The User Experience
As with any brand interaction, consider the unique user experiences you can create with voice. Explore content that is out of your brand comfort zone or obvious choices, especially if your product or service is not suitable for an immediate transaction or no-risk answer. Whatever you select, define when/ where you anticipate people will find you and what questions will they have? What value do they seek? Number one rule: avoid long, overly complex dialogues.
It’s not a build it and they will come situation. In other words, it’s not a mobile app scenario where you invest heavily to build your app and launch it into the world, only to have it sit in the store where very few can discover it unless they specifically seek it or arrive there from another paid for media channel message. Implicit discovery, Google Home’s model, takes any user’s question and serves up voice apps based on keywords and phrases that align with each app’s answers. With Alexa, for example, users still need to specifically request voice apps by name.

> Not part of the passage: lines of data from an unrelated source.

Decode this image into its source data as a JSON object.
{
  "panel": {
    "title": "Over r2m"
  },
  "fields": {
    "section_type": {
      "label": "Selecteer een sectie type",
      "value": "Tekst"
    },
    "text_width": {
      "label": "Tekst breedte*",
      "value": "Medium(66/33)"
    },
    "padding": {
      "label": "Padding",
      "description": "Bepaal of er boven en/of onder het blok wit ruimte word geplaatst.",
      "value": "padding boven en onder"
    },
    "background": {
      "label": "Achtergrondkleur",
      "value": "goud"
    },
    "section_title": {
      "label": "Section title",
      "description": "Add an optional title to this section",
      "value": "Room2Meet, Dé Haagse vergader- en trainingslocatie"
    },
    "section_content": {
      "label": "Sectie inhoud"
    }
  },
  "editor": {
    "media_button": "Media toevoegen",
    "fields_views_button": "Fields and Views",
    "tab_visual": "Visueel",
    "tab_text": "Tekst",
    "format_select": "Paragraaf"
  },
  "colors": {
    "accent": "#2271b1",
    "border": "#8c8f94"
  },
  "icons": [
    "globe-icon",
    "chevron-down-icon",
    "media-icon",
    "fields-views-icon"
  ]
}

Many know Siri as the original voice persona. Siri, Apple’s version of voice, was integrated into the iphone 4S and released October 2011. After many failed queries and crossed wires, our family mainly used Siri for entertainment as in seeing what the silliest response would be. Seven years later, voice has come a long way and if you’re using it via your smart home speaker, mobile device, or in your vehicle, you’ve probably noticed this. For brands, voice is the space where you can create a persona that delivers your brand in a highly connected way that feels really personal. Enter in the smart and savvy female voice of Progressive’s voice app, which we heard in the session.

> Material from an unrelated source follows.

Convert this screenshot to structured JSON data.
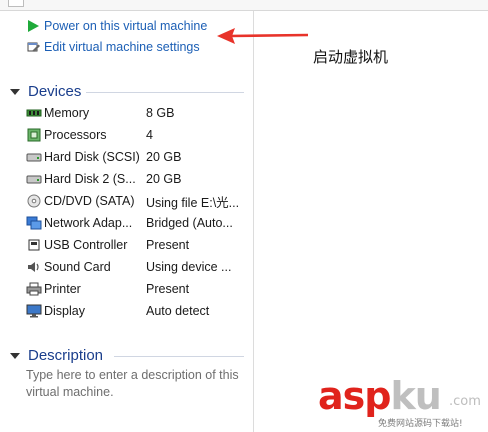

Voice can be a place for play and to learn. It’s a platform where you can gather exact user questions. Compare this to websites, for example, that assume the top questions people have then make them work to navigate to find their answer. Brands can use this data to inform any part of their sales and marketing. It can reveal trends, correlations and point you in the direction of your brand’s voice app sweet spot.
After a larger-picture overview of voice, its capabilities, the opportunities for connectivity among all of an individual’s devices and preferences and some ideas about how brands might approach the space, Gilhoi touched on National Day Update’s concept. He curates content that highlights a national day every day, served up through Google’s implicit discovery or through push notifications that returning users opt in to receive.
Brand assets created by Megan Junius, president and creative director at Peter Hill Design, and social media strategies created by Jen Gilhoi, SparkTrack Consulting, give the brand a professional look, visual assets and a focus for content delivery via Google Assistant, and @natldayupdate on Twitter and Instagram. It’s a reminder that although voice for brands can choose to be hyper-specific, as with any marketing channel, it should be integrated into the overall brand strategy.
At the macro level, a general polling of the audience suggested an affinity for voice. However, take the poll more mainstream and I’d anticipate discovering a hesitancy related to privacy, resistance to change and fear of adopting new technology. Based on what was shared, I inferred that drivers that shift people over to openness to smart home speakers and voice apps include convenience, hands-free, increased pain points with other devices and systems that don’t talk to each other, and seeing how others are successfully using voice to make their lives easier.
The audience shared some great questions and insight then we broke to celebrate National Pierogi Day just a half a block away at the Colonial Warehouse Minneapolis, where we invited Natasha’s Pierogi’s to be stationed. Despite the drizzle, it seems there was an appetite for pierogi as well as ventures into voice.
— What questions do you have? Any takeaways you’d like to share?